  • Mythology Gag: The cover of the first issue is an homage to the cover of Contest of Champions (1982).
  • Nice Job Breaking It, Hero: In issue #1, the get-together with the Ultimates and the remaining Avengers and X-Men does indeed catch the attention of the Thors. In the same issue, Spider-Man accidentally blurts out his identity to those who didn't know it, bringing back his "Ultimate" self's horrible problem of keeping his identity secret.
  • Only a Flesh Wound: Punisher shoots Lana, but she's fine: he just shot her ear. That means that she will live, who cares about the blood loss?
  • Open Secret: In the Ultimate universe many people knew it in advance, but when Spider-Man died everyone got to know that he was Peter Parker. This is not good for the adult Spider-Man, as everyone out there knows who he is.
  • Orcus on His Throne: In the whole crossover Doom has a bigger role, but here, he's just sitting on his throne in Doomstadt and sending Thors to do his bidding.
  • Other Me Annoys Me: Tony Stark meets his worst enemy; Another Tony Stark. Specifically, Regular Tony can't stand Ultimate Tony, while Ultimate Tony is just bemused by the whole thing. The fact Ultimate Tony still drinks (and has less of a problem with alcohol than Tony) doesn't help.
  • Police Brutality: In Ultimate End issue 2 the Thors have no problem brutally murdering Hawkeye, who was no danger to them.
  • Praetorian Guard: The Thors, enforcers of Doom's will.
  • Reaction Shot: Issue 5 has two pages of every hero reacting to the truth of Battleworld being given their own individual panel.

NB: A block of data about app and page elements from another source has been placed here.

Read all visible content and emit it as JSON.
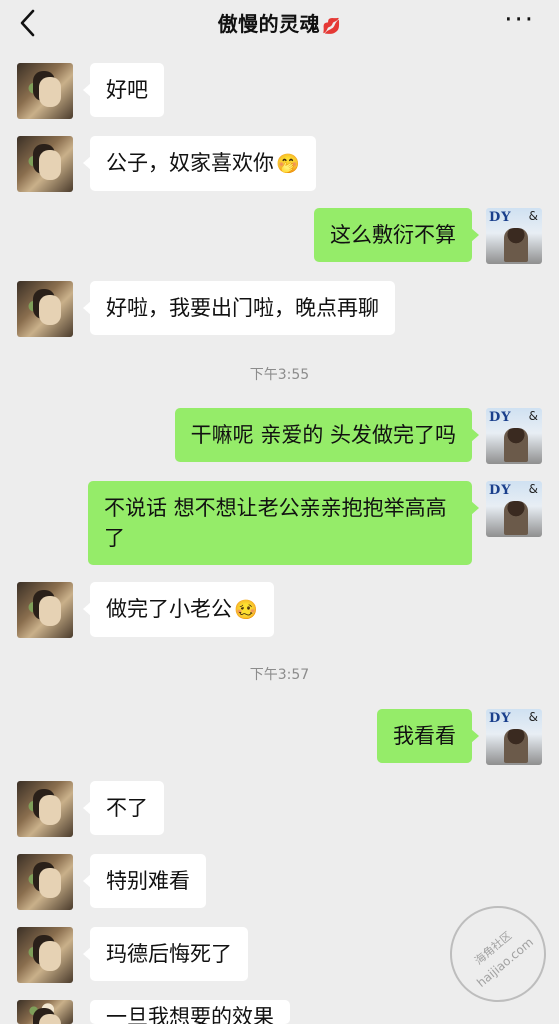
{
  "header": {
    "title": "傲慢的灵魂",
    "title_emoji": "💋",
    "more": "···"
  },
  "messages": [
    {
      "from": "her",
      "text": "好吧"
    },
    {
      "from": "her",
      "text": "公子，奴家喜欢你",
      "emoji": "🤭"
    },
    {
      "from": "me",
      "text": "这么敷衍不算"
    },
    {
      "from": "her",
      "text": "好啦，我要出门啦，晚点再聊"
    },
    {
      "type": "time",
      "text": "下午3:55"
    },
    {
      "from": "me",
      "text": "干嘛呢 亲爱的 头发做完了吗"
    },
    {
      "from": "me",
      "text": "不说话 想不想让老公亲亲抱抱举高高了"
    },
    {
      "from": "her",
      "text": "做完了小老公",
      "emoji": "🥴"
    },
    {
      "type": "time",
      "text": "下午3:57"
    },
    {
      "from": "me",
      "text": "我看看"
    },
    {
      "from": "her",
      "text": "不了"
    },
    {
      "from": "her",
      "text": "特别难看"
    },
    {
      "from": "her",
      "text": "玛德后悔死了"
    },
    {
      "from": "her",
      "text": "一旦我想要的效果"
    }
  ],
  "avatars": {
    "me_text_left": "DY",
    "me_text_right": "&"
  },
  "watermark": {
    "line1": "海角社区",
    "line2": "haijiao.com"
  }
}
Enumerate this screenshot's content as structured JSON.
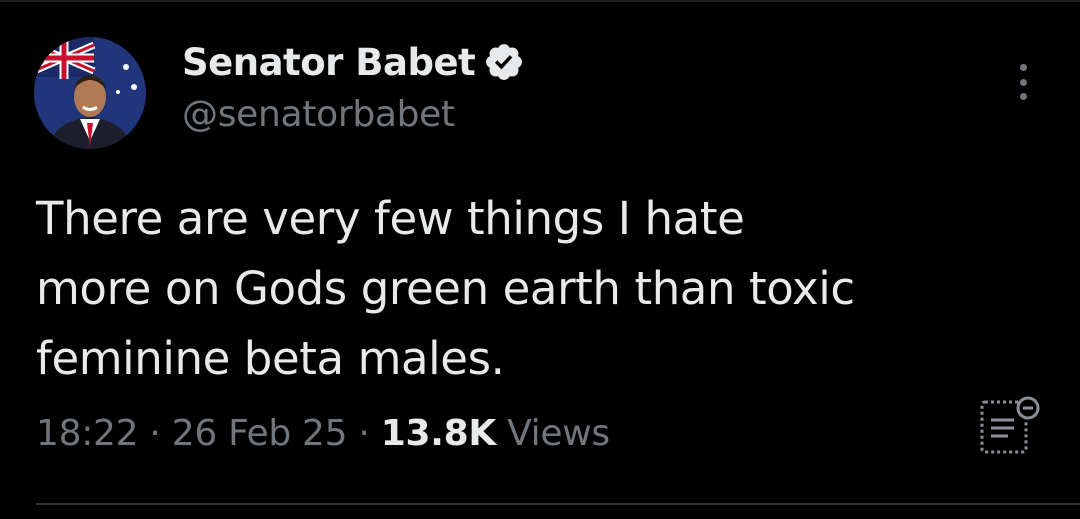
{
  "tweet": {
    "author": {
      "display_name": "Senator Babet",
      "handle": "@senatorbabet",
      "verified": true,
      "avatar": "avatar"
    },
    "text": "There are very few things I hate\nmore on Gods green earth than toxic\nfeminine beta males.",
    "time": "18:22",
    "date": "26 Feb 25",
    "separator": "·",
    "views_count": "13.8K",
    "views_label": "Views"
  },
  "icons": {
    "verified": "verified-badge-icon",
    "more": "more-options-icon",
    "analytics": "analytics-icon"
  },
  "colors": {
    "background": "#000000",
    "primary_text": "#e7e9ea",
    "secondary_text": "#71767b",
    "divider": "#2f3336"
  }
}
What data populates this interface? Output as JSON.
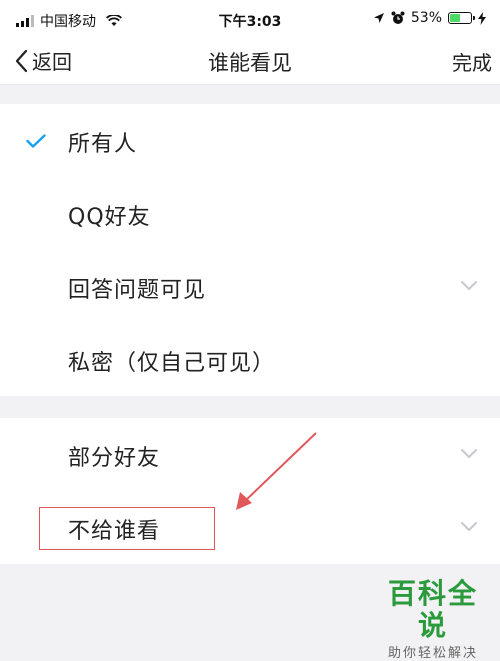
{
  "status_bar": {
    "carrier": "中国移动",
    "time": "下午3:03",
    "battery_percent": "53%",
    "battery_level": 0.53,
    "icons": [
      "signal-icon",
      "wifi-icon",
      "location-icon",
      "alarm-icon",
      "battery-icon",
      "charging-icon"
    ]
  },
  "nav": {
    "back_label": "返回",
    "title": "谁能看见",
    "done_label": "完成"
  },
  "options_group1": [
    {
      "label": "所有人",
      "selected": true,
      "expandable": false
    },
    {
      "label": "QQ好友",
      "selected": false,
      "expandable": false
    },
    {
      "label": "回答问题可见",
      "selected": false,
      "expandable": true
    },
    {
      "label": "私密（仅自己可见）",
      "selected": false,
      "expandable": false
    }
  ],
  "options_group2": [
    {
      "label": "部分好友",
      "selected": false,
      "expandable": true
    },
    {
      "label": "不给谁看",
      "selected": false,
      "expandable": true
    }
  ],
  "annotation": {
    "color": "#e0585a",
    "highlighted_option": "不给谁看"
  },
  "watermark": {
    "title": "百科全说",
    "subtitle": "助你轻松解决"
  },
  "colors": {
    "check": "#1aa0f0",
    "chevron": "#c8c8cc",
    "watermark_green": "#2a9a3c",
    "battery_green": "#4cd964"
  }
}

  • Retcon: The kingdom of Manhattan was stated both in the main title and here to be the remnants of Earth-616 and Earth-1610 merged together. Unfortunately, there are several significant continuity issues: Ultimate Captain America is alive, despite having died before the Incursion took place (and thus should have stayed dead when the fragment of Earth-1610 was restored to its state before the Incursion); Earth-616 Iron Man was not Superior; and Earth-616 Spider-Man was there, even though he had been saved in the Raft. The All-New, All-Different Marvel Universe guide ultimately resolved these discrepancies by revealing that these universe were not Earth-616 and Earth-1610, but universes like them.

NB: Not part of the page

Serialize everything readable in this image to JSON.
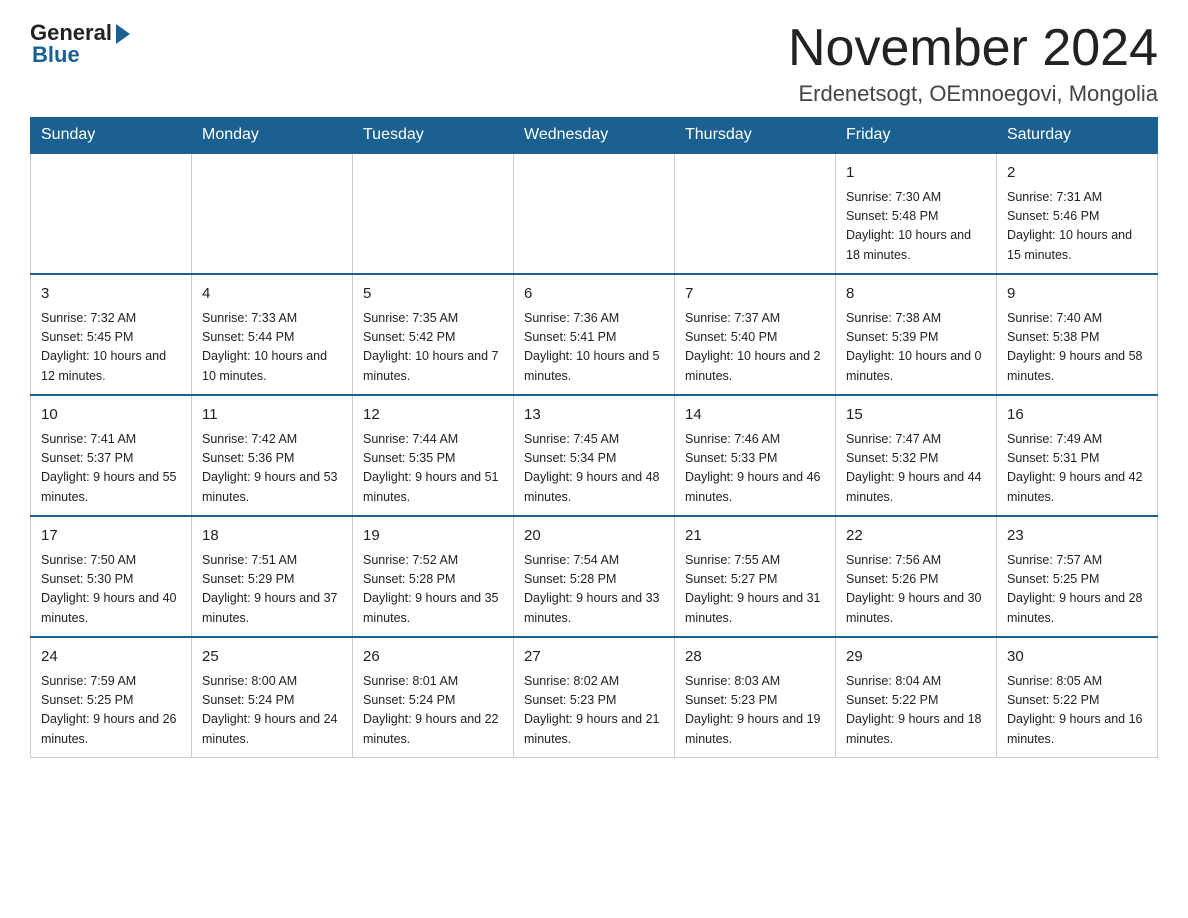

  • Rhetorical Question Blunder: Inverted
    Nick Fury: Where is the Hulk?
    Iron Man: Inside all of us?
    Captain America: Tony.

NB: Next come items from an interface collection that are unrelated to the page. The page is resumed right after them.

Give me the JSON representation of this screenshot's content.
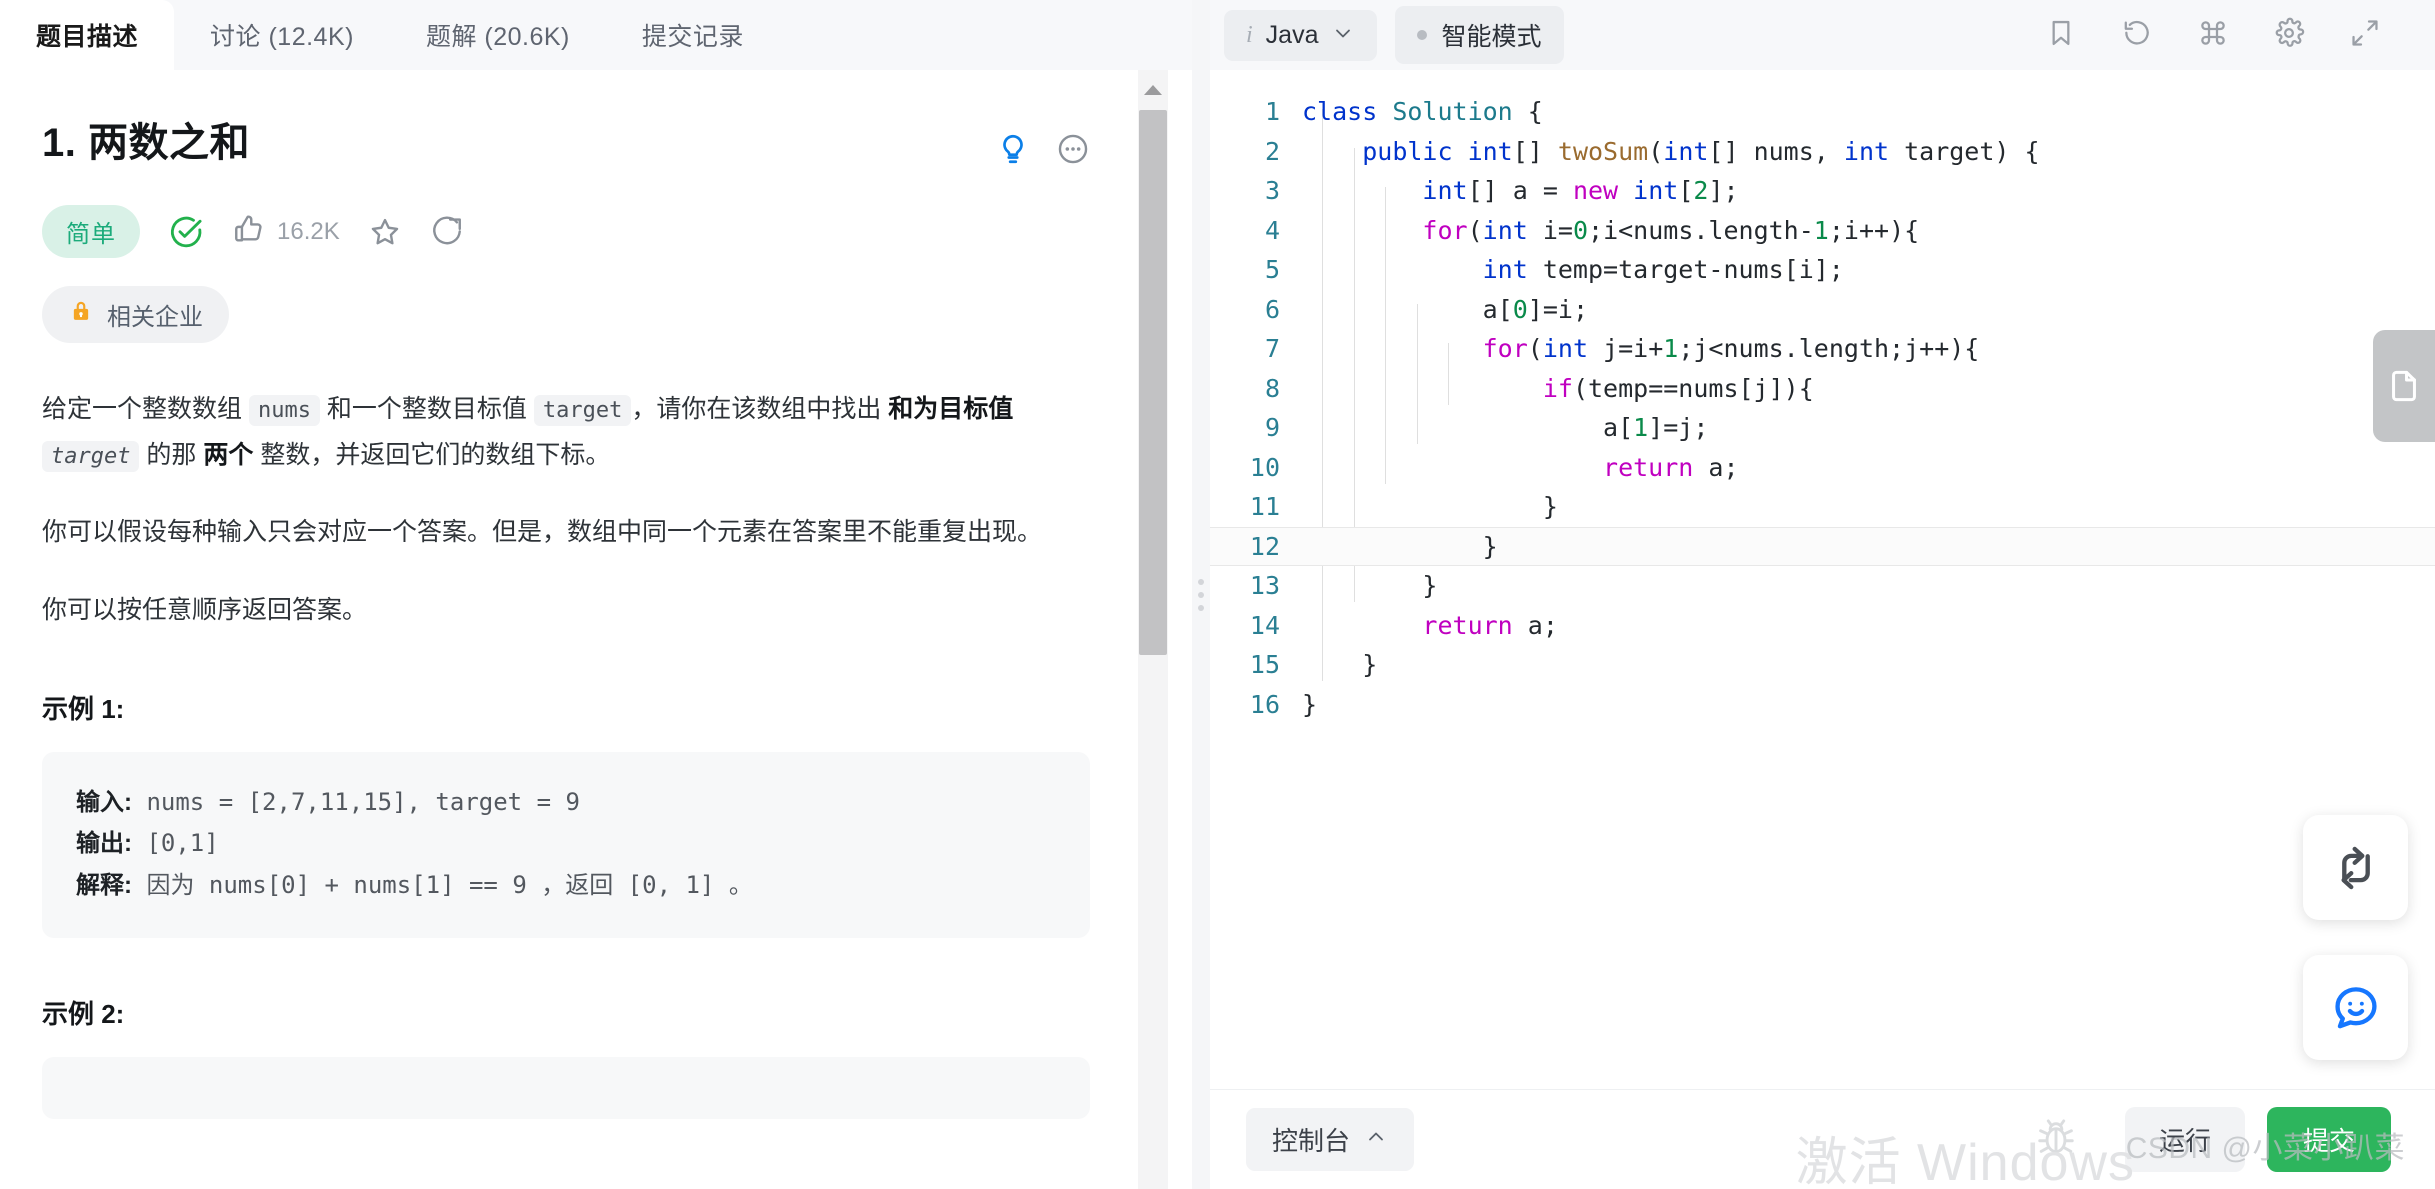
{
  "tabs": [
    {
      "label": "题目描述",
      "active": true
    },
    {
      "label": "讨论 (12.4K)",
      "active": false
    },
    {
      "label": "题解 (20.6K)",
      "active": false
    },
    {
      "label": "提交记录",
      "active": false
    }
  ],
  "problem": {
    "title": "1. 两数之和",
    "difficulty": "简单",
    "likes": "16.2K",
    "company_badge": "相关企业",
    "hint_icon": "lightbulb-icon",
    "more_icon": "more-options-icon",
    "solved_icon": "check-circle-icon",
    "like_icon": "thumbs-up-icon",
    "star_icon": "star-icon",
    "share_icon": "share-icon",
    "lock_icon": "lock-icon"
  },
  "description": {
    "p1_a": "给定一个整数数组 ",
    "p1_code1": "nums",
    "p1_b": " 和一个整数目标值 ",
    "p1_code2": "target",
    "p1_c": "，请你在该数组中找出 ",
    "p1_bold1": "和为目标值",
    "p1_code3": "target",
    "p1_d": " 的那 ",
    "p1_bold2": "两个",
    "p1_e": " 整数，并返回它们的数组下标。",
    "p2": "你可以假设每种输入只会对应一个答案。但是，数组中同一个元素在答案里不能重复出现。",
    "p3": "你可以按任意顺序返回答案。"
  },
  "examples": [
    {
      "heading": "示例 1:",
      "input_label": "输入:",
      "input_value": " nums = [2,7,11,15], target = 9",
      "output_label": "输出:",
      "output_value": " [0,1]",
      "explain_label": "解释:",
      "explain_value": " 因为 nums[0] + nums[1] == 9 ，返回 [0, 1] 。"
    },
    {
      "heading": "示例 2:"
    }
  ],
  "editor": {
    "language": "Java",
    "language_info_icon": "info-icon",
    "language_chevron_icon": "chevron-down-icon",
    "smart_mode": "智能模式",
    "topbar_icons": [
      {
        "name": "bookmark-icon"
      },
      {
        "name": "reset-icon"
      },
      {
        "name": "shortcuts-icon"
      },
      {
        "name": "settings-gear-icon"
      },
      {
        "name": "fullscreen-icon"
      }
    ],
    "current_line": 12,
    "lines": [
      {
        "n": "1",
        "indent": 0,
        "tokens": [
          {
            "t": "class ",
            "c": "k"
          },
          {
            "t": "Solution",
            "c": "cn"
          },
          {
            "t": " {",
            "c": "pl"
          }
        ]
      },
      {
        "n": "2",
        "indent": 1,
        "tokens": [
          {
            "t": "public ",
            "c": "k"
          },
          {
            "t": "int",
            "c": "k"
          },
          {
            "t": "[] ",
            "c": "pl"
          },
          {
            "t": "twoSum",
            "c": "fn"
          },
          {
            "t": "(",
            "c": "pl"
          },
          {
            "t": "int",
            "c": "k"
          },
          {
            "t": "[] nums, ",
            "c": "pl"
          },
          {
            "t": "int",
            "c": "k"
          },
          {
            "t": " target) {",
            "c": "pl"
          }
        ]
      },
      {
        "n": "3",
        "indent": 2,
        "tokens": [
          {
            "t": "int",
            "c": "k"
          },
          {
            "t": "[] a = ",
            "c": "pl"
          },
          {
            "t": "new ",
            "c": "kw"
          },
          {
            "t": "int",
            "c": "k"
          },
          {
            "t": "[",
            "c": "pl"
          },
          {
            "t": "2",
            "c": "num"
          },
          {
            "t": "];",
            "c": "pl"
          }
        ]
      },
      {
        "n": "4",
        "indent": 2,
        "tokens": [
          {
            "t": "for",
            "c": "kw"
          },
          {
            "t": "(",
            "c": "pl"
          },
          {
            "t": "int",
            "c": "k"
          },
          {
            "t": " i=",
            "c": "pl"
          },
          {
            "t": "0",
            "c": "num"
          },
          {
            "t": ";i<nums.length-",
            "c": "pl"
          },
          {
            "t": "1",
            "c": "num"
          },
          {
            "t": ";i++){",
            "c": "pl"
          }
        ]
      },
      {
        "n": "5",
        "indent": 3,
        "tokens": [
          {
            "t": "int",
            "c": "k"
          },
          {
            "t": " temp=target-nums[i];",
            "c": "pl"
          }
        ]
      },
      {
        "n": "6",
        "indent": 3,
        "tokens": [
          {
            "t": "a[",
            "c": "pl"
          },
          {
            "t": "0",
            "c": "num"
          },
          {
            "t": "]=i;",
            "c": "pl"
          }
        ]
      },
      {
        "n": "7",
        "indent": 3,
        "tokens": [
          {
            "t": "for",
            "c": "kw"
          },
          {
            "t": "(",
            "c": "pl"
          },
          {
            "t": "int",
            "c": "k"
          },
          {
            "t": " j=i+",
            "c": "pl"
          },
          {
            "t": "1",
            "c": "num"
          },
          {
            "t": ";j<nums.length;j++){",
            "c": "pl"
          }
        ]
      },
      {
        "n": "8",
        "indent": 4,
        "tokens": [
          {
            "t": "if",
            "c": "kw"
          },
          {
            "t": "(temp==nums[j]){",
            "c": "pl"
          }
        ]
      },
      {
        "n": "9",
        "indent": 5,
        "tokens": [
          {
            "t": "a[",
            "c": "pl"
          },
          {
            "t": "1",
            "c": "num"
          },
          {
            "t": "]=j;",
            "c": "pl"
          }
        ]
      },
      {
        "n": "10",
        "indent": 5,
        "tokens": [
          {
            "t": "return",
            "c": "kw"
          },
          {
            "t": " a;",
            "c": "pl"
          }
        ]
      },
      {
        "n": "11",
        "indent": 4,
        "tokens": [
          {
            "t": "}",
            "c": "pl"
          }
        ]
      },
      {
        "n": "12",
        "indent": 3,
        "tokens": [
          {
            "t": "}",
            "c": "pl"
          }
        ]
      },
      {
        "n": "13",
        "indent": 2,
        "tokens": [
          {
            "t": "}",
            "c": "pl"
          }
        ]
      },
      {
        "n": "14",
        "indent": 2,
        "tokens": [
          {
            "t": "return",
            "c": "kw"
          },
          {
            "t": " a;",
            "c": "pl"
          }
        ]
      },
      {
        "n": "15",
        "indent": 1,
        "tokens": [
          {
            "t": "}",
            "c": "pl"
          }
        ]
      },
      {
        "n": "16",
        "indent": 0,
        "tokens": [
          {
            "t": "}",
            "c": "pl"
          }
        ]
      }
    ]
  },
  "side_buttons": {
    "note_icon": "note-document-icon",
    "swap_icon": "swap-arrows-icon",
    "chat_icon": "chat-smiley-icon"
  },
  "bottom": {
    "console_label": "控制台",
    "console_chevron_icon": "chevron-up-icon",
    "bug_icon": "bug-icon",
    "run_label": "运行",
    "submit_label": "提交"
  },
  "watermarks": {
    "csdn": "CSDN @小菜小趴菜",
    "windows": "激活 Windows"
  },
  "colors": {
    "accent_green": "#2db55d",
    "difficulty_bg": "#d9f1e7",
    "difficulty_text": "#1cab7b",
    "hint_blue": "#0b7fe8",
    "chat_blue": "#1677ff",
    "lock_orange": "#f5a524"
  }
}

    Iron Man: Oh, you mean the actual Hulk.
  • Running Gag: And now, it's the adult Peter Parker who makes a sloppy mistake and accidentally reveals his secret identity.
  • Screaming at Squick: Spider-Man is clearly shocked to find out that Jessica Drew is a female clone of him, just like Ultimate Peter Parker back in the day.
  • Screw the Rules, I'm Doing What's Right!: Bruce Banner is a hero, so Tony Stark breaks him out of captivity (even against Banner's own wishes), ignoring all the legal charges that Nick Fury made against his destructive rampage.
  • Strange Minds Think Alike: After the meeting, the heroes from the mainstream universe leave. They mention that the Ultimate heroes do not trust them. Why should they? And that they will work on a solution on their own. Meanwhile, the Ultimate heroes also mention that those other heroes do not trust them. Why should they? And that they will work on a solution on their own.
  • Superhero Paradox: Punisher thinks that superheroes are to blame for the whole Battleworld crisis. Of course, his solution is to kill them all.
  • Tempting Fate: Valeria talks with Doom, as the mass conflict between all the heroes starts. "But what is there is something in all the chaos, something we don't see coming, something that changes everything?" Cue the arrival of Miles Morales, who knows the whole truth about Battleworld.
  • Throwing the Distraction: The attack with the Iron Man suits was just a distraction. Captain America noticed it almost immediately: they were fighting with just 20% of their actual firepower.
  • While Rome Burns: Ultimate Tony Stark is still an alcoholic, much to the dismay of his alternate self. But hey, Doom may destroy them at any moment, so why not?